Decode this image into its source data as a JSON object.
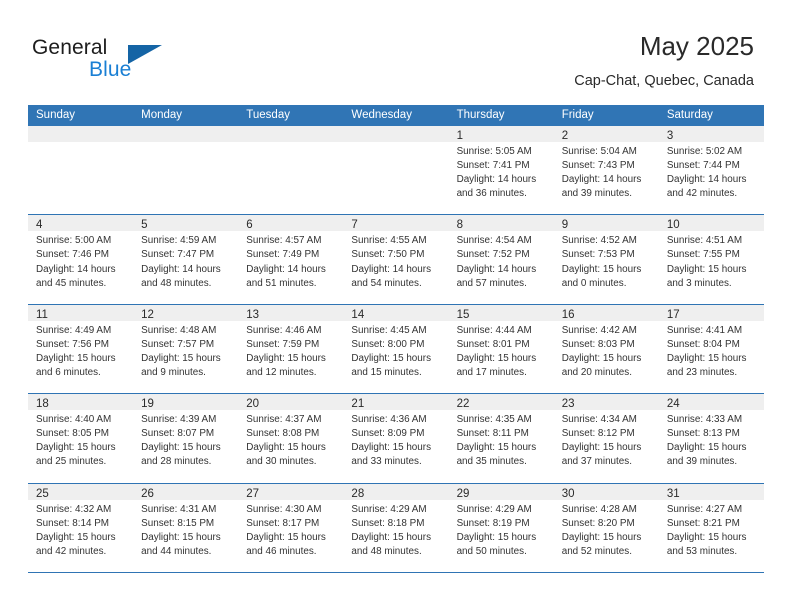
{
  "brand": {
    "word1": "General",
    "word2": "Blue",
    "flag_icon": "brand-flag-icon"
  },
  "header": {
    "title": "May 2025",
    "subtitle": "Cap-Chat, Quebec, Canada"
  },
  "calendar": {
    "accent_color": "#3075b5",
    "daynum_band_color": "#efefef",
    "weekdays": [
      "Sunday",
      "Monday",
      "Tuesday",
      "Wednesday",
      "Thursday",
      "Friday",
      "Saturday"
    ],
    "weeks": [
      [
        {
          "day": "",
          "lines": []
        },
        {
          "day": "",
          "lines": []
        },
        {
          "day": "",
          "lines": []
        },
        {
          "day": "",
          "lines": []
        },
        {
          "day": "1",
          "lines": [
            "Sunrise: 5:05 AM",
            "Sunset: 7:41 PM",
            "Daylight: 14 hours",
            "and 36 minutes."
          ]
        },
        {
          "day": "2",
          "lines": [
            "Sunrise: 5:04 AM",
            "Sunset: 7:43 PM",
            "Daylight: 14 hours",
            "and 39 minutes."
          ]
        },
        {
          "day": "3",
          "lines": [
            "Sunrise: 5:02 AM",
            "Sunset: 7:44 PM",
            "Daylight: 14 hours",
            "and 42 minutes."
          ]
        }
      ],
      [
        {
          "day": "4",
          "lines": [
            "Sunrise: 5:00 AM",
            "Sunset: 7:46 PM",
            "Daylight: 14 hours",
            "and 45 minutes."
          ]
        },
        {
          "day": "5",
          "lines": [
            "Sunrise: 4:59 AM",
            "Sunset: 7:47 PM",
            "Daylight: 14 hours",
            "and 48 minutes."
          ]
        },
        {
          "day": "6",
          "lines": [
            "Sunrise: 4:57 AM",
            "Sunset: 7:49 PM",
            "Daylight: 14 hours",
            "and 51 minutes."
          ]
        },
        {
          "day": "7",
          "lines": [
            "Sunrise: 4:55 AM",
            "Sunset: 7:50 PM",
            "Daylight: 14 hours",
            "and 54 minutes."
          ]
        },
        {
          "day": "8",
          "lines": [
            "Sunrise: 4:54 AM",
            "Sunset: 7:52 PM",
            "Daylight: 14 hours",
            "and 57 minutes."
          ]
        },
        {
          "day": "9",
          "lines": [
            "Sunrise: 4:52 AM",
            "Sunset: 7:53 PM",
            "Daylight: 15 hours",
            "and 0 minutes."
          ]
        },
        {
          "day": "10",
          "lines": [
            "Sunrise: 4:51 AM",
            "Sunset: 7:55 PM",
            "Daylight: 15 hours",
            "and 3 minutes."
          ]
        }
      ],
      [
        {
          "day": "11",
          "lines": [
            "Sunrise: 4:49 AM",
            "Sunset: 7:56 PM",
            "Daylight: 15 hours",
            "and 6 minutes."
          ]
        },
        {
          "day": "12",
          "lines": [
            "Sunrise: 4:48 AM",
            "Sunset: 7:57 PM",
            "Daylight: 15 hours",
            "and 9 minutes."
          ]
        },
        {
          "day": "13",
          "lines": [
            "Sunrise: 4:46 AM",
            "Sunset: 7:59 PM",
            "Daylight: 15 hours",
            "and 12 minutes."
          ]
        },
        {
          "day": "14",
          "lines": [
            "Sunrise: 4:45 AM",
            "Sunset: 8:00 PM",
            "Daylight: 15 hours",
            "and 15 minutes."
          ]
        },
        {
          "day": "15",
          "lines": [
            "Sunrise: 4:44 AM",
            "Sunset: 8:01 PM",
            "Daylight: 15 hours",
            "and 17 minutes."
          ]
        },
        {
          "day": "16",
          "lines": [
            "Sunrise: 4:42 AM",
            "Sunset: 8:03 PM",
            "Daylight: 15 hours",
            "and 20 minutes."
          ]
        },
        {
          "day": "17",
          "lines": [
            "Sunrise: 4:41 AM",
            "Sunset: 8:04 PM",
            "Daylight: 15 hours",
            "and 23 minutes."
          ]
        }
      ],
      [
        {
          "day": "18",
          "lines": [
            "Sunrise: 4:40 AM",
            "Sunset: 8:05 PM",
            "Daylight: 15 hours",
            "and 25 minutes."
          ]
        },
        {
          "day": "19",
          "lines": [
            "Sunrise: 4:39 AM",
            "Sunset: 8:07 PM",
            "Daylight: 15 hours",
            "and 28 minutes."
          ]
        },
        {
          "day": "20",
          "lines": [
            "Sunrise: 4:37 AM",
            "Sunset: 8:08 PM",
            "Daylight: 15 hours",
            "and 30 minutes."
          ]
        },
        {
          "day": "21",
          "lines": [
            "Sunrise: 4:36 AM",
            "Sunset: 8:09 PM",
            "Daylight: 15 hours",
            "and 33 minutes."
          ]
        },
        {
          "day": "22",
          "lines": [
            "Sunrise: 4:35 AM",
            "Sunset: 8:11 PM",
            "Daylight: 15 hours",
            "and 35 minutes."
          ]
        },
        {
          "day": "23",
          "lines": [
            "Sunrise: 4:34 AM",
            "Sunset: 8:12 PM",
            "Daylight: 15 hours",
            "and 37 minutes."
          ]
        },
        {
          "day": "24",
          "lines": [
            "Sunrise: 4:33 AM",
            "Sunset: 8:13 PM",
            "Daylight: 15 hours",
            "and 39 minutes."
          ]
        }
      ],
      [
        {
          "day": "25",
          "lines": [
            "Sunrise: 4:32 AM",
            "Sunset: 8:14 PM",
            "Daylight: 15 hours",
            "and 42 minutes."
          ]
        },
        {
          "day": "26",
          "lines": [
            "Sunrise: 4:31 AM",
            "Sunset: 8:15 PM",
            "Daylight: 15 hours",
            "and 44 minutes."
          ]
        },
        {
          "day": "27",
          "lines": [
            "Sunrise: 4:30 AM",
            "Sunset: 8:17 PM",
            "Daylight: 15 hours",
            "and 46 minutes."
          ]
        },
        {
          "day": "28",
          "lines": [
            "Sunrise: 4:29 AM",
            "Sunset: 8:18 PM",
            "Daylight: 15 hours",
            "and 48 minutes."
          ]
        },
        {
          "day": "29",
          "lines": [
            "Sunrise: 4:29 AM",
            "Sunset: 8:19 PM",
            "Daylight: 15 hours",
            "and 50 minutes."
          ]
        },
        {
          "day": "30",
          "lines": [
            "Sunrise: 4:28 AM",
            "Sunset: 8:20 PM",
            "Daylight: 15 hours",
            "and 52 minutes."
          ]
        },
        {
          "day": "31",
          "lines": [
            "Sunrise: 4:27 AM",
            "Sunset: 8:21 PM",
            "Daylight: 15 hours",
            "and 53 minutes."
          ]
        }
      ]
    ]
  }
}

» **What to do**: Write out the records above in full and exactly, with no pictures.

» **Task result**:
Decode this image into its source data as a JSON object.
{
  "brand": {
    "word1": "General",
    "word2": "Blue",
    "flag_icon": "brand-flag-icon"
  },
  "header": {
    "title": "May 2025",
    "subtitle": "Cap-Chat, Quebec, Canada"
  },
  "calendar": {
    "accent_color": "#3075b5",
    "daynum_band_color": "#efefef",
    "weekdays": [
      "Sunday",
      "Monday",
      "Tuesday",
      "Wednesday",
      "Thursday",
      "Friday",
      "Saturday"
    ],
    "weeks": [
      [
        {
          "day": "",
          "lines": []
        },
        {
          "day": "",
          "lines": []
        },
        {
          "day": "",
          "lines": []
        },
        {
          "day": "",
          "lines": []
        },
        {
          "day": "1",
          "lines": [
            "Sunrise: 5:05 AM",
            "Sunset: 7:41 PM",
            "Daylight: 14 hours",
            "and 36 minutes."
          ]
        },
        {
          "day": "2",
          "lines": [
            "Sunrise: 5:04 AM",
            "Sunset: 7:43 PM",
            "Daylight: 14 hours",
            "and 39 minutes."
          ]
        },
        {
          "day": "3",
          "lines": [
            "Sunrise: 5:02 AM",
            "Sunset: 7:44 PM",
            "Daylight: 14 hours",
            "and 42 minutes."
          ]
        }
      ],
      [
        {
          "day": "4",
          "lines": [
            "Sunrise: 5:00 AM",
            "Sunset: 7:46 PM",
            "Daylight: 14 hours",
            "and 45 minutes."
          ]
        },
        {
          "day": "5",
          "lines": [
            "Sunrise: 4:59 AM",
            "Sunset: 7:47 PM",
            "Daylight: 14 hours",
            "and 48 minutes."
          ]
        },
        {
          "day": "6",
          "lines": [
            "Sunrise: 4:57 AM",
            "Sunset: 7:49 PM",
            "Daylight: 14 hours",
            "and 51 minutes."
          ]
        },
        {
          "day": "7",
          "lines": [
            "Sunrise: 4:55 AM",
            "Sunset: 7:50 PM",
            "Daylight: 14 hours",
            "and 54 minutes."
          ]
        },
        {
          "day": "8",
          "lines": [
            "Sunrise: 4:54 AM",
            "Sunset: 7:52 PM",
            "Daylight: 14 hours",
            "and 57 minutes."
          ]
        },
        {
          "day": "9",
          "lines": [
            "Sunrise: 4:52 AM",
            "Sunset: 7:53 PM",
            "Daylight: 15 hours",
            "and 0 minutes."
          ]
        },
        {
          "day": "10",
          "lines": [
            "Sunrise: 4:51 AM",
            "Sunset: 7:55 PM",
            "Daylight: 15 hours",
            "and 3 minutes."
          ]
        }
      ],
      [
        {
          "day": "11",
          "lines": [
            "Sunrise: 4:49 AM",
            "Sunset: 7:56 PM",
            "Daylight: 15 hours",
            "and 6 minutes."
          ]
        },
        {
          "day": "12",
          "lines": [
            "Sunrise: 4:48 AM",
            "Sunset: 7:57 PM",
            "Daylight: 15 hours",
            "and 9 minutes."
          ]
        },
        {
          "day": "13",
          "lines": [
            "Sunrise: 4:46 AM",
            "Sunset: 7:59 PM",
            "Daylight: 15 hours",
            "and 12 minutes."
          ]
        },
        {
          "day": "14",
          "lines": [
            "Sunrise: 4:45 AM",
            "Sunset: 8:00 PM",
            "Daylight: 15 hours",
            "and 15 minutes."
          ]
        },
        {
          "day": "15",
          "lines": [
            "Sunrise: 4:44 AM",
            "Sunset: 8:01 PM",
            "Daylight: 15 hours",
            "and 17 minutes."
          ]
        },
        {
          "day": "16",
          "lines": [
            "Sunrise: 4:42 AM",
            "Sunset: 8:03 PM",
            "Daylight: 15 hours",
            "and 20 minutes."
          ]
        },
        {
          "day": "17",
          "lines": [
            "Sunrise: 4:41 AM",
            "Sunset: 8:04 PM",
            "Daylight: 15 hours",
            "and 23 minutes."
          ]
        }
      ],
      [
        {
          "day": "18",
          "lines": [
            "Sunrise: 4:40 AM",
            "Sunset: 8:05 PM",
            "Daylight: 15 hours",
            "and 25 minutes."
          ]
        },
        {
          "day": "19",
          "lines": [
            "Sunrise: 4:39 AM",
            "Sunset: 8:07 PM",
            "Daylight: 15 hours",
            "and 28 minutes."
          ]
        },
        {
          "day": "20",
          "lines": [
            "Sunrise: 4:37 AM",
            "Sunset: 8:08 PM",
            "Daylight: 15 hours",
            "and 30 minutes."
          ]
        },
        {
          "day": "21",
          "lines": [
            "Sunrise: 4:36 AM",
            "Sunset: 8:09 PM",
            "Daylight: 15 hours",
            "and 33 minutes."
          ]
        },
        {
          "day": "22",
          "lines": [
            "Sunrise: 4:35 AM",
            "Sunset: 8:11 PM",
            "Daylight: 15 hours",
            "and 35 minutes."
          ]
        },
        {
          "day": "23",
          "lines": [
            "Sunrise: 4:34 AM",
            "Sunset: 8:12 PM",
            "Daylight: 15 hours",
            "and 37 minutes."
          ]
        },
        {
          "day": "24",
          "lines": [
            "Sunrise: 4:33 AM",
            "Sunset: 8:13 PM",
            "Daylight: 15 hours",
            "and 39 minutes."
          ]
        }
      ],
      [
        {
          "day": "25",
          "lines": [
            "Sunrise: 4:32 AM",
            "Sunset: 8:14 PM",
            "Daylight: 15 hours",
            "and 42 minutes."
          ]
        },
        {
          "day": "26",
          "lines": [
            "Sunrise: 4:31 AM",
            "Sunset: 8:15 PM",
            "Daylight: 15 hours",
            "and 44 minutes."
          ]
        },
        {
          "day": "27",
          "lines": [
            "Sunrise: 4:30 AM",
            "Sunset: 8:17 PM",
            "Daylight: 15 hours",
            "and 46 minutes."
          ]
        },
        {
          "day": "28",
          "lines": [
            "Sunrise: 4:29 AM",
            "Sunset: 8:18 PM",
            "Daylight: 15 hours",
            "and 48 minutes."
          ]
        },
        {
          "day": "29",
          "lines": [
            "Sunrise: 4:29 AM",
            "Sunset: 8:19 PM",
            "Daylight: 15 hours",
            "and 50 minutes."
          ]
        },
        {
          "day": "30",
          "lines": [
            "Sunrise: 4:28 AM",
            "Sunset: 8:20 PM",
            "Daylight: 15 hours",
            "and 52 minutes."
          ]
        },
        {
          "day": "31",
          "lines": [
            "Sunrise: 4:27 AM",
            "Sunset: 8:21 PM",
            "Daylight: 15 hours",
            "and 53 minutes."
          ]
        }
      ]
    ]
  }
}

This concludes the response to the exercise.